As part of the 2nd Annual North Carolina HIP (Historically-Informed Performance) Early Music Festival, the Duke Vespers Ensemble brought Polish choral music of the Renaissance/Early Baroque periods to Duke Chapel, in the context of a worship service of Choral Vespers.

Under the direction of Dr. Brian Schmidt, 16 members of the Vespers Ensemble chorus sang three works by mid-16th Century Polish composers Wacław of Szamotuły (in Latin, Venceslaus Samotulinus, c. 1533-c. 1568) and Marcin Leopolita, (c. 1540-c. 1584) and also an anthem by Mikołaj Zieleński (c. 1550-1615), whose musical style is more early-Baroque than Renaissance.

After Dr. Rob Horton’s fine improvised organ preludes on “St. Elizabeth“ and “Jesu, meine Freude,“ in styles which reflected the periods of the choral music which was to follow, the choir was first heard from the rear of the chapel in Wacław’s Compline introit, “Juź się zmierzcha” (“Now dusk and night come to us“). Singing in Polish, the choir’s voices floated through the darkened Gothic nave towards the choir/chancel area in which the majority of the far-too-small audience was seated; the exquisite blended choral sound reflected the colors which the setting sun was causing to be cast through the stained-glass windows upon the stone of the nave vaults.
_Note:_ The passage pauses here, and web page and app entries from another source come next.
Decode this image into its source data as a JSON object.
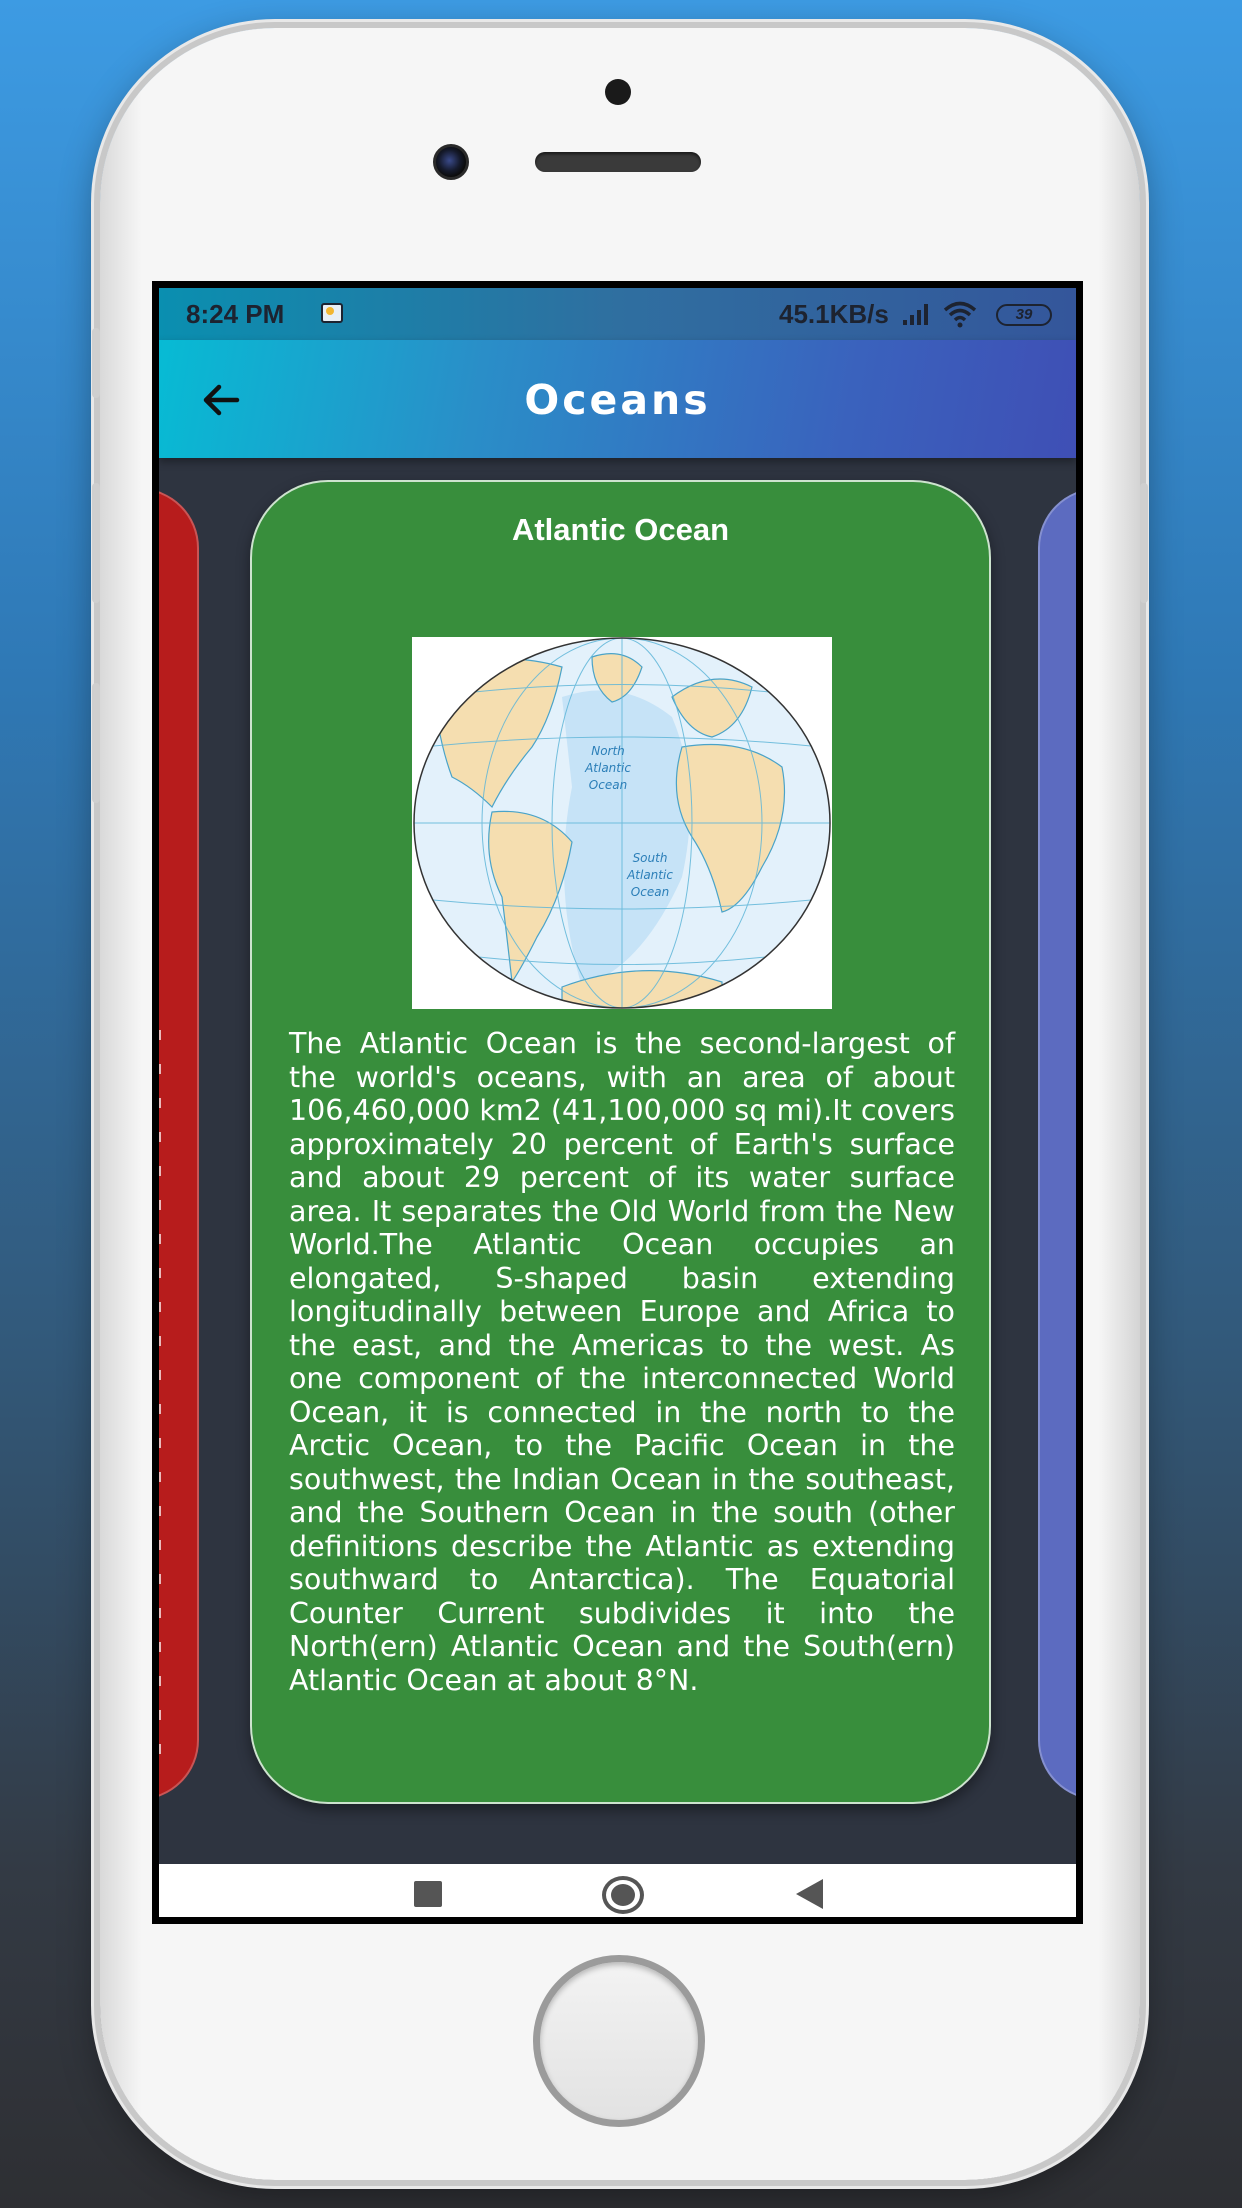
{
  "status_bar": {
    "time": "8:24 PM",
    "network_speed": "45.1KB/s",
    "battery_level": "39",
    "icons": [
      "weather-icon",
      "signal-icon",
      "wifi-icon",
      "battery-icon"
    ]
  },
  "app_bar": {
    "title": "Oceans",
    "back_icon": "arrow-left-icon"
  },
  "card": {
    "title": "Atlantic Ocean",
    "map_labels": {
      "north": [
        "North",
        "Atlantic",
        "Ocean"
      ],
      "south": [
        "South",
        "Atlantic",
        "Ocean"
      ]
    },
    "description": "The Atlantic Ocean is the second-largest of the world's oceans, with an area of about 106,460,000 km2 (41,100,000 sq mi).It covers approximately 20 percent of Earth's surface and about 29 percent of its water surface area. It separates the Old World from the New World.The Atlantic Ocean occupies an elongated, S-shaped basin extending longitudinally between Europe and Africa to the east, and the Americas to the west. As one component of the interconnected World Ocean, it is connected in the north to the Arctic Ocean, to the Pacific Ocean in the southwest, the Indian Ocean in the southeast, and the Southern Ocean in the south (other definitions describe the Atlantic as extending southward to Antarctica). The Equatorial Counter Current subdivides it into the North(ern) Atlantic Ocean and the South(ern) Atlantic Ocean at about 8°N.",
    "color": "#388e3c"
  },
  "adjacent_cards": {
    "left_color": "#b71c1c",
    "right_color": "#5c6bc0"
  },
  "nav_bar": {
    "icons": [
      "recents-icon",
      "home-icon",
      "back-icon"
    ]
  }
}
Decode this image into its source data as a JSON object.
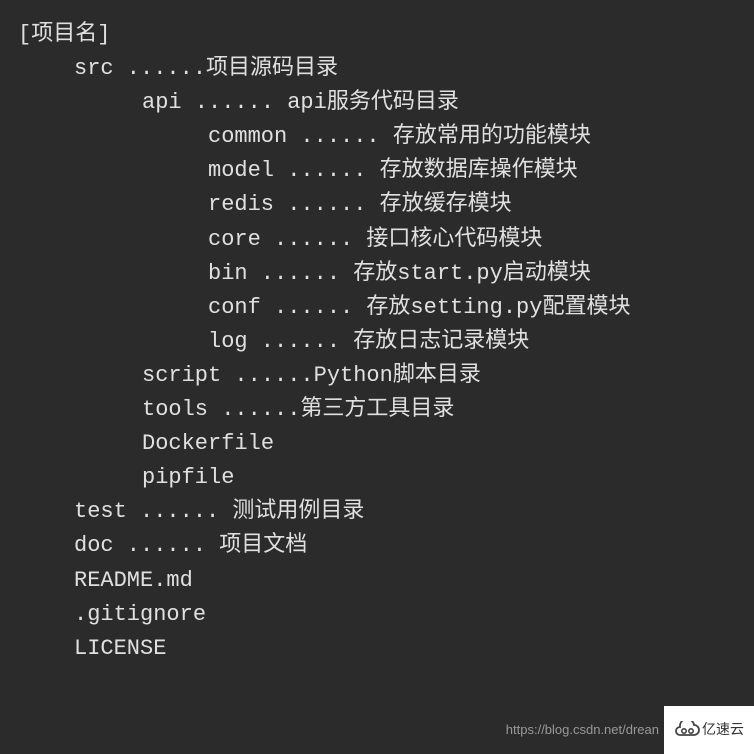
{
  "tree": {
    "root": "[项目名]",
    "lines": [
      {
        "indent": 1,
        "text": "src ......项目源码目录"
      },
      {
        "indent": 2,
        "text": "api ...... api服务代码目录"
      },
      {
        "indent": 3,
        "text": "common ...... 存放常用的功能模块"
      },
      {
        "indent": 3,
        "text": "model ...... 存放数据库操作模块"
      },
      {
        "indent": 3,
        "text": "redis ...... 存放缓存模块"
      },
      {
        "indent": 3,
        "text": "core ...... 接口核心代码模块"
      },
      {
        "indent": 3,
        "text": "bin ...... 存放start.py启动模块"
      },
      {
        "indent": 3,
        "text": "conf ...... 存放setting.py配置模块"
      },
      {
        "indent": 3,
        "text": "log ...... 存放日志记录模块"
      },
      {
        "indent": 2,
        "text": "script ......Python脚本目录"
      },
      {
        "indent": 2,
        "text": "tools ......第三方工具目录"
      },
      {
        "indent": 2,
        "text": "Dockerfile"
      },
      {
        "indent": 2,
        "text": "pipfile"
      },
      {
        "indent": 1,
        "text": "test ...... 测试用例目录"
      },
      {
        "indent": 1,
        "text": "doc ...... 项目文档"
      },
      {
        "indent": 1,
        "text": "README.md"
      },
      {
        "indent": 1,
        "text": ".gitignore"
      },
      {
        "indent": 1,
        "text": "LICENSE"
      }
    ]
  },
  "watermark": {
    "url": "https://blog.csdn.net/drean",
    "logo_text": "亿速云"
  }
}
Wacław’s music is solidly within the finest examples of the high-Renaissance choral traditions of its better-known Western European companions Palestrina and Tallis. In the traditional Compline hymn (sung in this service as an anthem) “Christe qui lux es et dies” (“O Christ, who is light and day”). we heard the mastery which caused Wacław to be named court composer for the Polish monarch, Sigismund II Augustus. The brief choral “Amen” which concluded the service’s benediction was composed by Leopolita, who was a performer in that same court’s ensemble.

Zieleński ‘s anthem, on the traditional Lenten text “Adoramus te, Christe” (“We adore you, O Christ”), was the only accompanied work on the program. The organ part, which primarily doubles the vocal lines, seemed louder than necessary to support the choir; the organ registers never seemed to “mesh” well with the choral sound. Perhaps the two forces blended better in the nave, but that area was essentially empty of listeners.

In a world which sorely needs as many moments of beauty as possible, one must wonder: where was everyone while the Duke Vespers Ensemble was singing so beautifully? There were only some two dozen people present, aside from the performers; few were students. Leaving the chapel, I saw the processions of students going about their various errands, many with their cell phones in use. Why were more of them not in the chapel to have their minds and spirits enriched? Where were those who later in the evening would pay to hear Handel’s Theodora, another of the “HIP“ series of concerts? Thanks to both sponsoring organizations for letting us be a part of this experience: to hear lesser-known music of worth, sung as well as you are likely to hear it anywhere (only one short harmonic glitch made its way into the “Christe qui lux…“), in the timeless spaces of Duke Chapel.

The HIP Festival continues through February 7. For details, see our calendar.